(Entries from a dataset of interfaces)
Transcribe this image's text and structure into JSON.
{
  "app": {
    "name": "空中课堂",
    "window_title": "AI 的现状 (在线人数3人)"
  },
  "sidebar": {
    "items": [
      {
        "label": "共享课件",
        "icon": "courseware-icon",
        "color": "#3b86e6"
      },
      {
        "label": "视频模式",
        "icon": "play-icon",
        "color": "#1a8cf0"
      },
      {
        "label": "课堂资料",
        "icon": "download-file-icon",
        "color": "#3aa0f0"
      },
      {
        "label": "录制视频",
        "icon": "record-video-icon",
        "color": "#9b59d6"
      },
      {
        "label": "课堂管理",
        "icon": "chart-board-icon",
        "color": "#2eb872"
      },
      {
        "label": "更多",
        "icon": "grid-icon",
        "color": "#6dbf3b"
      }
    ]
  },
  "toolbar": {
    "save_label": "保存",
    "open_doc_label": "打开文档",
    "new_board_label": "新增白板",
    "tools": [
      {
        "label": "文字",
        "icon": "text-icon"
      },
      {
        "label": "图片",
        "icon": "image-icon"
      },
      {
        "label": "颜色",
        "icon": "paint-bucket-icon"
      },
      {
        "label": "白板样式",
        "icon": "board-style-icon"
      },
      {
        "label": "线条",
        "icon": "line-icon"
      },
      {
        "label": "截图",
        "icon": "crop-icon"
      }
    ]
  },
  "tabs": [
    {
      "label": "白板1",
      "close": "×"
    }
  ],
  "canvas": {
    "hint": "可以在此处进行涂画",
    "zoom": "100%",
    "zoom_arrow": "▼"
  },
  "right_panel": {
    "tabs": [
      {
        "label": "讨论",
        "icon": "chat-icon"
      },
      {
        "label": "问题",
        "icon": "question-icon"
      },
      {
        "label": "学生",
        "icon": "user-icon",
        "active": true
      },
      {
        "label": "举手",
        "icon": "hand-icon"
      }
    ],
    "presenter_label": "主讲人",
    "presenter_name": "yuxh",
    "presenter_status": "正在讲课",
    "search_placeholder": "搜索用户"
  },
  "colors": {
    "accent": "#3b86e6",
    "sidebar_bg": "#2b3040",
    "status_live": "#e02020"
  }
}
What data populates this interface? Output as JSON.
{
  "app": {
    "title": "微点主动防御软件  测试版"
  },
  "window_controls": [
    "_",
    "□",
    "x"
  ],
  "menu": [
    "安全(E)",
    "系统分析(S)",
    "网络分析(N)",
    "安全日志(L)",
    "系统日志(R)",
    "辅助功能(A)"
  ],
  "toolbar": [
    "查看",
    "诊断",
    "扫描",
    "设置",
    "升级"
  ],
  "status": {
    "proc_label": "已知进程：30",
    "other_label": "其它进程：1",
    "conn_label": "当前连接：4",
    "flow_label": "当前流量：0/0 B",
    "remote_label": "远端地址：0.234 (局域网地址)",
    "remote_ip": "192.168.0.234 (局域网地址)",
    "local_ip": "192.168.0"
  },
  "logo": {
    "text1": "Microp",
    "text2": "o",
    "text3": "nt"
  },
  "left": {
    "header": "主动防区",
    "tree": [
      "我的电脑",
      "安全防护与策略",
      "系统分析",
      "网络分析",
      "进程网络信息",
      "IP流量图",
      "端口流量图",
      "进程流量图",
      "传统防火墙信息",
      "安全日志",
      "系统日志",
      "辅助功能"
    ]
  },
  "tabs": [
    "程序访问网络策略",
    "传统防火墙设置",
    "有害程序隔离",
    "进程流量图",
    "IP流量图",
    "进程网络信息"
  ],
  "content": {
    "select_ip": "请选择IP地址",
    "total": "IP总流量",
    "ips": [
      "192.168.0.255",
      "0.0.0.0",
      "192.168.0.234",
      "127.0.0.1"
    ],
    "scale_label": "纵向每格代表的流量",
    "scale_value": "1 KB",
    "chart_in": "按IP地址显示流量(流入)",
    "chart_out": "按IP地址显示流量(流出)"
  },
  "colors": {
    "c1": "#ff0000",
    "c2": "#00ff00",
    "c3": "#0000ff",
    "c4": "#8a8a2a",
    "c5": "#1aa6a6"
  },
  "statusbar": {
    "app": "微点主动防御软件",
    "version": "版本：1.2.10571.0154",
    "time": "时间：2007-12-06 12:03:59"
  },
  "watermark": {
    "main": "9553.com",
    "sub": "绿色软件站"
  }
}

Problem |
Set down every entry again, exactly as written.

Task solution |
Transcribe this image's text and structure into JSON.
{
  "app": {
    "name": "空中课堂",
    "window_title": "AI 的现状 (在线人数3人)"
  },
  "sidebar": {
    "items": [
      {
        "label": "共享课件",
        "icon": "courseware-icon",
        "color": "#3b86e6"
      },
      {
        "label": "视频模式",
        "icon": "play-icon",
        "color": "#1a8cf0"
      },
      {
        "label": "课堂资料",
        "icon": "download-file-icon",
        "color": "#3aa0f0"
      },
      {
        "label": "录制视频",
        "icon": "record-video-icon",
        "color": "#9b59d6"
      },
      {
        "label": "课堂管理",
        "icon": "chart-board-icon",
        "color": "#2eb872"
      },
      {
        "label": "更多",
        "icon": "grid-icon",
        "color": "#6dbf3b"
      }
    ]
  },
  "toolbar": {
    "save_label": "保存",
    "open_doc_label": "打开文档",
    "new_board_label": "新增白板",
    "tools": [
      {
        "label": "文字",
        "icon": "text-icon"
      },
      {
        "label": "图片",
        "icon": "image-icon"
      },
      {
        "label": "颜色",
        "icon": "paint-bucket-icon"
      },
      {
        "label": "白板样式",
        "icon": "board-style-icon"
      },
      {
        "label": "线条",
        "icon": "line-icon"
      },
      {
        "label": "截图",
        "icon": "crop-icon"
      }
    ]
  },
  "tabs": [
    {
      "label": "白板1",
      "close": "×"
    }
  ],
  "canvas": {
    "hint": "可以在此处进行涂画",
    "zoom": "100%",
    "zoom_arrow": "▼"
  },
  "right_panel": {
    "tabs": [
      {
        "label": "讨论",
        "icon": "chat-icon"
      },
      {
        "label": "问题",
        "icon": "question-icon"
      },
      {
        "label": "学生",
        "icon": "user-icon",
        "active": true
      },
      {
        "label": "举手",
        "icon": "hand-icon"
      }
    ],
    "presenter_label": "主讲人",
    "presenter_name": "yuxh",
    "presenter_status": "正在讲课",
    "search_placeholder": "搜索用户"
  },
  "colors": {
    "accent": "#3b86e6",
    "sidebar_bg": "#2b3040",
    "status_live": "#e02020"
  }
}
What data populates this interface? Output as JSON.
{
  "app": {
    "title": "微点主动防御软件  测试版"
  },
  "window_controls": [
    "_",
    "□",
    "x"
  ],
  "menu": [
    "安全(E)",
    "系统分析(S)",
    "网络分析(N)",
    "安全日志(L)",
    "系统日志(R)",
    "辅助功能(A)"
  ],
  "toolbar": [
    "查看",
    "诊断",
    "扫描",
    "设置",
    "升级"
  ],
  "status": {
    "proc_label": "已知进程：30",
    "other_label": "其它进程：1",
    "conn_label": "当前连接：4",
    "flow_label": "当前流量：0/0 B",
    "remote_label": "远端地址：0.234 (局域网地址)",
    "remote_ip": "192.168.0.234 (局域网地址)",
    "local_ip": "192.168.0"
  },
  "logo": {
    "text1": "Microp",
    "text2": "o",
    "text3": "nt"
  },
  "left": {
    "header": "主动防区",
    "tree": [
      "我的电脑",
      "安全防护与策略",
      "系统分析",
      "网络分析",
      "进程网络信息",
      "IP流量图",
      "端口流量图",
      "进程流量图",
      "传统防火墙信息",
      "安全日志",
      "系统日志",
      "辅助功能"
    ]
  },
  "tabs": [
    "程序访问网络策略",
    "传统防火墙设置",
    "有害程序隔离",
    "进程流量图",
    "IP流量图",
    "进程网络信息"
  ],
  "content": {
    "select_ip": "请选择IP地址",
    "total": "IP总流量",
    "ips": [
      "192.168.0.255",
      "0.0.0.0",
      "192.168.0.234",
      "127.0.0.1"
    ],
    "scale_label": "纵向每格代表的流量",
    "scale_value": "1 KB",
    "chart_in": "按IP地址显示流量(流入)",
    "chart_out": "按IP地址显示流量(流出)"
  },
  "colors": {
    "c1": "#ff0000",
    "c2": "#00ff00",
    "c3": "#0000ff",
    "c4": "#8a8a2a",
    "c5": "#1aa6a6"
  },
  "statusbar": {
    "app": "微点主动防御软件",
    "version": "版本：1.2.10571.0154",
    "time": "时间：2007-12-06 12:03:59"
  },
  "watermark": {
    "main": "9553.com",
    "sub": "绿色软件站"
  }
}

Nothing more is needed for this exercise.